For the central starting-point of the installation ´The Age of Pythagoras´ for the gallery in the Taxis Palace in Innsbruck, George Adéagbo developed a speculative structure for correlating the histories of Central Europe and Africa. ´Just as Pythagoras found numerical equivalents for things, so as to determine their nature and structure by means of numerical relationships, Adéagbo arranges, in a kind of gallery of pictures or forebears, fifty portraits of historical figures, pioneers and ´heroes´ (monsters), who in fact or fiction have left their mark on the history of cities, lands and continents and now, through the magic of a numerical system, enter into a kind of incommensurable relationship to each other´ (2001, extract from Catalogue).
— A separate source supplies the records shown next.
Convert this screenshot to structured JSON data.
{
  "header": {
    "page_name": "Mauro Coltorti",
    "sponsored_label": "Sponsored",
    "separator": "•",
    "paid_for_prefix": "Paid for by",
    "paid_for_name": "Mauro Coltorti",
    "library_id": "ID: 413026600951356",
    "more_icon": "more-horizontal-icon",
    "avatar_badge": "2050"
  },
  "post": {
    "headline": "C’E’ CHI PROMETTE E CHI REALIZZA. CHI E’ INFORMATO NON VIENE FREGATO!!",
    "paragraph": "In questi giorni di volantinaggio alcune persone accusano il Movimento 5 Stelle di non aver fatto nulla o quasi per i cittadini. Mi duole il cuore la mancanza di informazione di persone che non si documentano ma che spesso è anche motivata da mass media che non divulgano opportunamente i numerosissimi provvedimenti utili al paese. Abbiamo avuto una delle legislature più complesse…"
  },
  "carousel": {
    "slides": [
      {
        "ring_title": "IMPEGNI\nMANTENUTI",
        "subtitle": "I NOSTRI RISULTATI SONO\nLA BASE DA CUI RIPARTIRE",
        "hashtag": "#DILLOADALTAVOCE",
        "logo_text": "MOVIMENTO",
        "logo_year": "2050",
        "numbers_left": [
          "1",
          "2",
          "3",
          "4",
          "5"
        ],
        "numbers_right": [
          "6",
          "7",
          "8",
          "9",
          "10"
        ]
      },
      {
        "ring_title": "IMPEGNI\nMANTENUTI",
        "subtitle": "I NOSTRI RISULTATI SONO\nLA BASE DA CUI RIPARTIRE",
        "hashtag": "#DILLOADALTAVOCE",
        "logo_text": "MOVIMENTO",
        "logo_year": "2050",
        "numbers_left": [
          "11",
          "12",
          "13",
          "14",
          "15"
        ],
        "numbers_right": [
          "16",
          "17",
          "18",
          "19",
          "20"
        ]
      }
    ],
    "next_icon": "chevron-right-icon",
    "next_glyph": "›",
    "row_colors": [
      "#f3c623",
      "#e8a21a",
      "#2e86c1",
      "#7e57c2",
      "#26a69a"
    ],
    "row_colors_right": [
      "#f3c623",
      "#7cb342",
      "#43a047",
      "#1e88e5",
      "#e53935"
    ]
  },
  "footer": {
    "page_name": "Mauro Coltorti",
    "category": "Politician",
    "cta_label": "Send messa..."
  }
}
A wooden boat with a Kassel number-plate stands in the middle of the space-installation which Adéagbo devised for Documenta 11. Starting with the central object he laid books, magazines, newspaper-articles, record-covers, advertising materials and photographs on the ground or stuck them to walls. Viewers are shown the sequence in which these are to be read by means of lines, links and arrows. This work was careful related to the exhibition´s site and purpose in including portraits of Arnold Bode, who founded Documenta in the 1950s, and of Harald Szeemann, the head of Documenta 5 in 1972. Adéagbo also chose books by Wilhelm and Jakob Grimm, who had taught at Kassel University. Many further objects point to the artist´s personal experiences or to the traditional handiwork of his homeland. Thus Adéagbo created an archive between documentation and narration - an archive which establishes links between the biography of the artist, the history of Documenta and the history of the exhibition´s site.

As he himself says: "I spent ten years on this work – one year for the preparation alone, and in saying ´preparation for Documenta´ I mean I had to pay attention to all elements which show that this is a comprehensive documentation of anything and everything."

(Translated by Phil Stanway)
Author: Bärbel Müller


Georges Adéagbo was born in 1942 in Cotonou in Benin (West Africa) as the first of eleven children. He studied law and economics in Paris and was just about to take his final examinations in 1971 when the startling news of his father´s death forced him to go home to Cotonou. It was then that he made the first of his installations in the yard of his home. For 23 years he then lived and worked in nearly complete isolation, till a meeting with a French collector drew international attention to his work. Outside his homeland, his complex installations were first exhibited in Besançon in France.


This artist took part in the following project(s) organized/funded by the partner institutions.

Georges Adéagbo: Le Socialisme Africain

(18 November 04 - 23 January 05)

The Short Century

Independence and Liberation Movements in Africa

(18 May 01 - 29 July 01)

The other Modernism

Contemporary Art from Africa, Asia & Latin America

(08 May 97 - 27 July 97)